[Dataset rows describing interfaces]
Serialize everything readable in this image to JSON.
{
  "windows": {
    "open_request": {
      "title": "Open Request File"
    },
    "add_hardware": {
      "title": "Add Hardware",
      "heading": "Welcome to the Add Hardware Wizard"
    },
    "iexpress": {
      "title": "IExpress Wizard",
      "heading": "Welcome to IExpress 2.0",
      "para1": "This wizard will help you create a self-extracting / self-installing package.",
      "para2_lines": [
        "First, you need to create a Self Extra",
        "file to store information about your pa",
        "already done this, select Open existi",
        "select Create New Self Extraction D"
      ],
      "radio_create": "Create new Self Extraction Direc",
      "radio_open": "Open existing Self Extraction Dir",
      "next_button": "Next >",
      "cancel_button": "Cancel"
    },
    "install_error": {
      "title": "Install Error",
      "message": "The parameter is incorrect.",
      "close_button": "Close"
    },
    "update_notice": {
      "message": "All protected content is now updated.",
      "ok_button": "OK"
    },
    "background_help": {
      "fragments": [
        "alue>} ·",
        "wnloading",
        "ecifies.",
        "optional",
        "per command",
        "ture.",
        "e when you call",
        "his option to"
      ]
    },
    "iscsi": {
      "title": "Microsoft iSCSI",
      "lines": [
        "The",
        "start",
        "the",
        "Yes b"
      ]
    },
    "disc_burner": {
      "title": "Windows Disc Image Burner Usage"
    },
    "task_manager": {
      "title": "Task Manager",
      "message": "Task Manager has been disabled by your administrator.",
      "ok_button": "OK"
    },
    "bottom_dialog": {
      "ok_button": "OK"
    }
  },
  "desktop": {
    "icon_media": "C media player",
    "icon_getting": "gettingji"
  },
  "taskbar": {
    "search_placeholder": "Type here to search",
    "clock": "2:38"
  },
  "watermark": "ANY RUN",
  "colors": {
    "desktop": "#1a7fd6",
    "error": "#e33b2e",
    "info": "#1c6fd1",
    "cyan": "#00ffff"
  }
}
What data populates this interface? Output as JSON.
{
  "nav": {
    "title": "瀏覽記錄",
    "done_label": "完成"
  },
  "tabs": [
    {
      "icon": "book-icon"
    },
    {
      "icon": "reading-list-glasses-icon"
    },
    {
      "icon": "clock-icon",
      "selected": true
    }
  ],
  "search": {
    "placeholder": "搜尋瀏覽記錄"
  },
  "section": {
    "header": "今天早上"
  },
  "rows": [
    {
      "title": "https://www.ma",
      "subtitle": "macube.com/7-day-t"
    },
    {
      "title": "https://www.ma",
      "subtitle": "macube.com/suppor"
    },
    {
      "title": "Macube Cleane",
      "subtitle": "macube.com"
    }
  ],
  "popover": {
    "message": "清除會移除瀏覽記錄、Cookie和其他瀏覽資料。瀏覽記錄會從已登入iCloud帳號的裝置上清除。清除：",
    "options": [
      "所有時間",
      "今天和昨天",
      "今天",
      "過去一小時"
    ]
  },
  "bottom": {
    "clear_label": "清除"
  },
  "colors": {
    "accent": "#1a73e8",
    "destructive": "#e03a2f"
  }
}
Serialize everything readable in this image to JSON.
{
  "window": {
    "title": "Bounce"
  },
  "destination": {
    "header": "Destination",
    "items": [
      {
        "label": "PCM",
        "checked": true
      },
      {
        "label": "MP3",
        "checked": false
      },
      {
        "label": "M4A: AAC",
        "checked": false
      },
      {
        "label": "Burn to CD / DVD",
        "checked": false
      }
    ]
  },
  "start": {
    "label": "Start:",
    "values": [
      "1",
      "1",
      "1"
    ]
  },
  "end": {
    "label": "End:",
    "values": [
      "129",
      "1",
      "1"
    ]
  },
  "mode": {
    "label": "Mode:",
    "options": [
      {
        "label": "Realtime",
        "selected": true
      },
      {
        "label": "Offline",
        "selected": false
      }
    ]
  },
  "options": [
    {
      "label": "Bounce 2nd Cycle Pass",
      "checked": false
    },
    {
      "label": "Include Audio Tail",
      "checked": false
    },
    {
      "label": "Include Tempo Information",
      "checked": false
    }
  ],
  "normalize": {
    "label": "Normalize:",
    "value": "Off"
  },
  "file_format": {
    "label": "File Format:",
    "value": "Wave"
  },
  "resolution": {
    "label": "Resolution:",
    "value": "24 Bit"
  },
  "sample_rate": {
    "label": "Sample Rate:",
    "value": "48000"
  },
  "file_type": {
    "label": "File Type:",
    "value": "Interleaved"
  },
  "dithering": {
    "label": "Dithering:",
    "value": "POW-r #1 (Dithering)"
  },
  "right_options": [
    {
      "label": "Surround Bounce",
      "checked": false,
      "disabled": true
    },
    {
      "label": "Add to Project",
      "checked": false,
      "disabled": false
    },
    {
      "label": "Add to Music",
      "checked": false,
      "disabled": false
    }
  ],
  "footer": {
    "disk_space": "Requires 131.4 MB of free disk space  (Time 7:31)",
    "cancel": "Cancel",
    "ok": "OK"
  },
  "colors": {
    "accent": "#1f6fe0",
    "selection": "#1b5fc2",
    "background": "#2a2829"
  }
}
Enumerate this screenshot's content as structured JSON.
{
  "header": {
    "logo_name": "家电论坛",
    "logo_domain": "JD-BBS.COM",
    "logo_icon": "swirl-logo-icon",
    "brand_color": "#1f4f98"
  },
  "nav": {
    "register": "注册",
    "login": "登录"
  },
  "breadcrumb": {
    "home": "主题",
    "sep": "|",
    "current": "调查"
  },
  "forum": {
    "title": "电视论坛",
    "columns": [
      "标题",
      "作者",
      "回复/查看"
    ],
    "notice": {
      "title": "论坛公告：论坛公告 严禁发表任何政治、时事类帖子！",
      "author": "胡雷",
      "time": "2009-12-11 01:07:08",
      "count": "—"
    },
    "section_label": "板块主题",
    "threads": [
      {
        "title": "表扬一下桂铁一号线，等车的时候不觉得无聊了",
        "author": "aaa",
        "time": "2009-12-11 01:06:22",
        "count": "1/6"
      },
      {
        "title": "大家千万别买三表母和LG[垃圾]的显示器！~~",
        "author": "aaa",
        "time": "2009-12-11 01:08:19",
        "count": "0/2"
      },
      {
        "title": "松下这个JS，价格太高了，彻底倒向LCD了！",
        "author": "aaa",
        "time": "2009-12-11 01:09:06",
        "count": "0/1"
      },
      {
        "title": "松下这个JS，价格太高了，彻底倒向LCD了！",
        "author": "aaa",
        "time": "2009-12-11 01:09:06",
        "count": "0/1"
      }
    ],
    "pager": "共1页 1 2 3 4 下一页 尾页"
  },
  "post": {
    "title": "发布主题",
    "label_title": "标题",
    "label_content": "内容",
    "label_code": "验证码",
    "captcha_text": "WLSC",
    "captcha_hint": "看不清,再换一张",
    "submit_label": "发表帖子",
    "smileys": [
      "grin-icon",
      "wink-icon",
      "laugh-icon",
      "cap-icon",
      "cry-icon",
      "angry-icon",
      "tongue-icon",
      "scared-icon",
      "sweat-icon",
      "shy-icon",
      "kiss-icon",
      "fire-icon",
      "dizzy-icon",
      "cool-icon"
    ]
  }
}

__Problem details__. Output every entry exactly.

__Exercise result__.
Serialize everything readable in this image to JSON.
{
  "windows": {
    "open_request": {
      "title": "Open Request File"
    },
    "add_hardware": {
      "title": "Add Hardware",
      "heading": "Welcome to the Add Hardware Wizard"
    },
    "iexpress": {
      "title": "IExpress Wizard",
      "heading": "Welcome to IExpress 2.0",
      "para1": "This wizard will help you create a self-extracting / self-installing package.",
      "para2_lines": [
        "First, you need to create a Self Extra",
        "file to store information about your pa",
        "already done this, select Open existi",
        "select Create New Self Extraction D"
      ],
      "radio_create": "Create new Self Extraction Direc",
      "radio_open": "Open existing Self Extraction Dir",
      "next_button": "Next >",
      "cancel_button": "Cancel"
    },
    "install_error": {
      "title": "Install Error",
      "message": "The parameter is incorrect.",
      "close_button": "Close"
    },
    "update_notice": {
      "message": "All protected content is now updated.",
      "ok_button": "OK"
    },
    "background_help": {
      "fragments": [
        "alue>} ·",
        "wnloading",
        "ecifies.",
        "optional",
        "per command",
        "ture.",
        "e when you call",
        "his option to"
      ]
    },
    "iscsi": {
      "title": "Microsoft iSCSI",
      "lines": [
        "The",
        "start",
        "the",
        "Yes b"
      ]
    },
    "disc_burner": {
      "title": "Windows Disc Image Burner Usage"
    },
    "task_manager": {
      "title": "Task Manager",
      "message": "Task Manager has been disabled by your administrator.",
      "ok_button": "OK"
    },
    "bottom_dialog": {
      "ok_button": "OK"
    }
  },
  "desktop": {
    "icon_media": "C media player",
    "icon_getting": "gettingji"
  },
  "taskbar": {
    "search_placeholder": "Type here to search",
    "clock": "2:38"
  },
  "watermark": "ANY RUN",
  "colors": {
    "desktop": "#1a7fd6",
    "error": "#e33b2e",
    "info": "#1c6fd1",
    "cyan": "#00ffff"
  }
}
What data populates this interface? Output as JSON.
{
  "nav": {
    "title": "瀏覽記錄",
    "done_label": "完成"
  },
  "tabs": [
    {
      "icon": "book-icon"
    },
    {
      "icon": "reading-list-glasses-icon"
    },
    {
      "icon": "clock-icon",
      "selected": true
    }
  ],
  "search": {
    "placeholder": "搜尋瀏覽記錄"
  },
  "section": {
    "header": "今天早上"
  },
  "rows": [
    {
      "title": "https://www.ma",
      "subtitle": "macube.com/7-day-t"
    },
    {
      "title": "https://www.ma",
      "subtitle": "macube.com/suppor"
    },
    {
      "title": "Macube Cleane",
      "subtitle": "macube.com"
    }
  ],
  "popover": {
    "message": "清除會移除瀏覽記錄、Cookie和其他瀏覽資料。瀏覽記錄會從已登入iCloud帳號的裝置上清除。清除：",
    "options": [
      "所有時間",
      "今天和昨天",
      "今天",
      "過去一小時"
    ]
  },
  "bottom": {
    "clear_label": "清除"
  },
  "colors": {
    "accent": "#1a73e8",
    "destructive": "#e03a2f"
  }
}
Serialize everything readable in this image to JSON.
{
  "window": {
    "title": "Bounce"
  },
  "destination": {
    "header": "Destination",
    "items": [
      {
        "label": "PCM",
        "checked": true
      },
      {
        "label": "MP3",
        "checked": false
      },
      {
        "label": "M4A: AAC",
        "checked": false
      },
      {
        "label": "Burn to CD / DVD",
        "checked": false
      }
    ]
  },
  "start": {
    "label": "Start:",
    "values": [
      "1",
      "1",
      "1"
    ]
  },
  "end": {
    "label": "End:",
    "values": [
      "129",
      "1",
      "1"
    ]
  },
  "mode": {
    "label": "Mode:",
    "options": [
      {
        "label": "Realtime",
        "selected": true
      },
      {
        "label": "Offline",
        "selected": false
      }
    ]
  },
  "options": [
    {
      "label": "Bounce 2nd Cycle Pass",
      "checked": false
    },
    {
      "label": "Include Audio Tail",
      "checked": false
    },
    {
      "label": "Include Tempo Information",
      "checked": false
    }
  ],
  "normalize": {
    "label": "Normalize:",
    "value": "Off"
  },
  "file_format": {
    "label": "File Format:",
    "value": "Wave"
  },
  "resolution": {
    "label": "Resolution:",
    "value": "24 Bit"
  },
  "sample_rate": {
    "label": "Sample Rate:",
    "value": "48000"
  },
  "file_type": {
    "label": "File Type:",
    "value": "Interleaved"
  },
  "dithering": {
    "label": "Dithering:",
    "value": "POW-r #1 (Dithering)"
  },
  "right_options": [
    {
      "label": "Surround Bounce",
      "checked": false,
      "disabled": true
    },
    {
      "label": "Add to Project",
      "checked": false,
      "disabled": false
    },
    {
      "label": "Add to Music",
      "checked": false,
      "disabled": false
    }
  ],
  "footer": {
    "disk_space": "Requires 131.4 MB of free disk space  (Time 7:31)",
    "cancel": "Cancel",
    "ok": "OK"
  },
  "colors": {
    "accent": "#1f6fe0",
    "selection": "#1b5fc2",
    "background": "#2a2829"
  }
}
Enumerate this screenshot's content as structured JSON.
{
  "header": {
    "logo_name": "家电论坛",
    "logo_domain": "JD-BBS.COM",
    "logo_icon": "swirl-logo-icon",
    "brand_color": "#1f4f98"
  },
  "nav": {
    "register": "注册",
    "login": "登录"
  },
  "breadcrumb": {
    "home": "主题",
    "sep": "|",
    "current": "调查"
  },
  "forum": {
    "title": "电视论坛",
    "columns": [
      "标题",
      "作者",
      "回复/查看"
    ],
    "notice": {
      "title": "论坛公告：论坛公告 严禁发表任何政治、时事类帖子！",
      "author": "胡雷",
      "time": "2009-12-11 01:07:08",
      "count": "—"
    },
    "section_label": "板块主题",
    "threads": [
      {
        "title": "表扬一下桂铁一号线，等车的时候不觉得无聊了",
        "author": "aaa",
        "time": "2009-12-11 01:06:22",
        "count": "1/6"
      },
      {
        "title": "大家千万别买三表母和LG[垃圾]的显示器！~~",
        "author": "aaa",
        "time": "2009-12-11 01:08:19",
        "count": "0/2"
      },
      {
        "title": "松下这个JS，价格太高了，彻底倒向LCD了！",
        "author": "aaa",
        "time": "2009-12-11 01:09:06",
        "count": "0/1"
      },
      {
        "title": "松下这个JS，价格太高了，彻底倒向LCD了！",
        "author": "aaa",
        "time": "2009-12-11 01:09:06",
        "count": "0/1"
      }
    ],
    "pager": "共1页 1 2 3 4 下一页 尾页"
  },
  "post": {
    "title": "发布主题",
    "label_title": "标题",
    "label_content": "内容",
    "label_code": "验证码",
    "captcha_text": "WLSC",
    "captcha_hint": "看不清,再换一张",
    "submit_label": "发表帖子",
    "smileys": [
      "grin-icon",
      "wink-icon",
      "laugh-icon",
      "cap-icon",
      "cry-icon",
      "angry-icon",
      "tongue-icon",
      "scared-icon",
      "sweat-icon",
      "shy-icon",
      "kiss-icon",
      "fire-icon",
      "dizzy-icon",
      "cool-icon"
    ]
  }
}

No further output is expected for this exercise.